YOUR TASK –
What is needed is an exact repeat of the lines from the line containing "Read all visible content and emit it as JSON." through the final line of the entries below, and nothing else.

EXTRACTED INFORMATION –
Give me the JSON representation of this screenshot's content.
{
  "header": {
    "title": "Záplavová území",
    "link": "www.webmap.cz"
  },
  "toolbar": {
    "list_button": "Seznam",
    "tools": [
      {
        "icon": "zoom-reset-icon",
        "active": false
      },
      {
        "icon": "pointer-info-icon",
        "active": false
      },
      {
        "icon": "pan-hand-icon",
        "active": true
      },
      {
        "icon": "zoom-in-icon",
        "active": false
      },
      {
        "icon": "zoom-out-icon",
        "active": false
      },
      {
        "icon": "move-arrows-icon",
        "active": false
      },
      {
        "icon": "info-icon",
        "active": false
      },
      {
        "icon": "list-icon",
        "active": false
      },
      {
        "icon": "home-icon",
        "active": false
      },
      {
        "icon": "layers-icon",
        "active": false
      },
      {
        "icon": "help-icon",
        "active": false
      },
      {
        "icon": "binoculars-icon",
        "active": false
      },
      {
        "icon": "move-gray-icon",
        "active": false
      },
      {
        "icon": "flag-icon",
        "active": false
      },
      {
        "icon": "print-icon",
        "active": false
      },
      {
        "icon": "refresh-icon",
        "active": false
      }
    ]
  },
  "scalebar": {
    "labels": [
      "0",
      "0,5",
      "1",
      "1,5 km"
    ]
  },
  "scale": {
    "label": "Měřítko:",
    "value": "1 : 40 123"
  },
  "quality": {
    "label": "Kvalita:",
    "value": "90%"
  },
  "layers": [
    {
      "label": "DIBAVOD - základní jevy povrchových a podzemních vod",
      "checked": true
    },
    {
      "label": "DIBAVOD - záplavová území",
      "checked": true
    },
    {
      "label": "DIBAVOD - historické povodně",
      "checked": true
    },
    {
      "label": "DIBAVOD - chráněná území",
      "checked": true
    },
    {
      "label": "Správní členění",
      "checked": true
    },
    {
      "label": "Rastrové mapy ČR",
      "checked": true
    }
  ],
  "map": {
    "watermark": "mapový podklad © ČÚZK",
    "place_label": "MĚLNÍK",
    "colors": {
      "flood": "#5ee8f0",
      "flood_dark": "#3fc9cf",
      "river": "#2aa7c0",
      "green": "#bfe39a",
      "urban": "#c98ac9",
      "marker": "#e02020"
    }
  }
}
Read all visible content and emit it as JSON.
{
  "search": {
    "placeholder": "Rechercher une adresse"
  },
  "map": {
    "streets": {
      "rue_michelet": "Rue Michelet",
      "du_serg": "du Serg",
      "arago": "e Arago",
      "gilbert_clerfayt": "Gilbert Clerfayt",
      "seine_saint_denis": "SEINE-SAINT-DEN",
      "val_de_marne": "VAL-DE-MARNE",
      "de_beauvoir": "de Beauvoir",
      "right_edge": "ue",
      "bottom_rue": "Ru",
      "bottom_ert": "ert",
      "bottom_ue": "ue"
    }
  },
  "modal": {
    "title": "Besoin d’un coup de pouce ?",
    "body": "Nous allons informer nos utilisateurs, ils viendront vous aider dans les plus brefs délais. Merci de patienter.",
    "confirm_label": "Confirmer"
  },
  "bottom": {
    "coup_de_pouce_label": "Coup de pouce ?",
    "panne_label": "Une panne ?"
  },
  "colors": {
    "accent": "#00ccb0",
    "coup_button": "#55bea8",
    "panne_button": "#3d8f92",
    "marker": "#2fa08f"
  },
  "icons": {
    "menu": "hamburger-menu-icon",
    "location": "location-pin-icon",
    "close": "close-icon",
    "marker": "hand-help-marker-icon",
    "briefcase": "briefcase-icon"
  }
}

RESPONSE –
Read all visible content and emit it as JSON.
{
  "search": {
    "placeholder": "Rechercher une adresse"
  },
  "map": {
    "streets": {
      "rue_michelet": "Rue Michelet",
      "du_serg": "du Serg",
      "arago": "e Arago",
      "gilbert_clerfayt": "Gilbert Clerfayt",
      "seine_saint_denis": "SEINE-SAINT-DEN",
      "val_de_marne": "VAL-DE-MARNE",
      "de_beauvoir": "de Beauvoir",
      "right_edge": "ue",
      "bottom_rue": "Ru",
      "bottom_ert": "ert",
      "bottom_ue": "ue"
    }
  },
  "modal": {
    "title": "Besoin d’un coup de pouce ?",
    "body": "Nous allons informer nos utilisateurs, ils viendront vous aider dans les plus brefs délais. Merci de patienter.",
    "confirm_label": "Confirmer"
  },
  "bottom": {
    "coup_de_pouce_label": "Coup de pouce ?",
    "panne_label": "Une panne ?"
  },
  "colors": {
    "accent": "#00ccb0",
    "coup_button": "#55bea8",
    "panne_button": "#3d8f92",
    "marker": "#2fa08f"
  },
  "icons": {
    "menu": "hamburger-menu-icon",
    "location": "location-pin-icon",
    "close": "close-icon",
    "marker": "hand-help-marker-icon",
    "briefcase": "briefcase-icon"
  }
}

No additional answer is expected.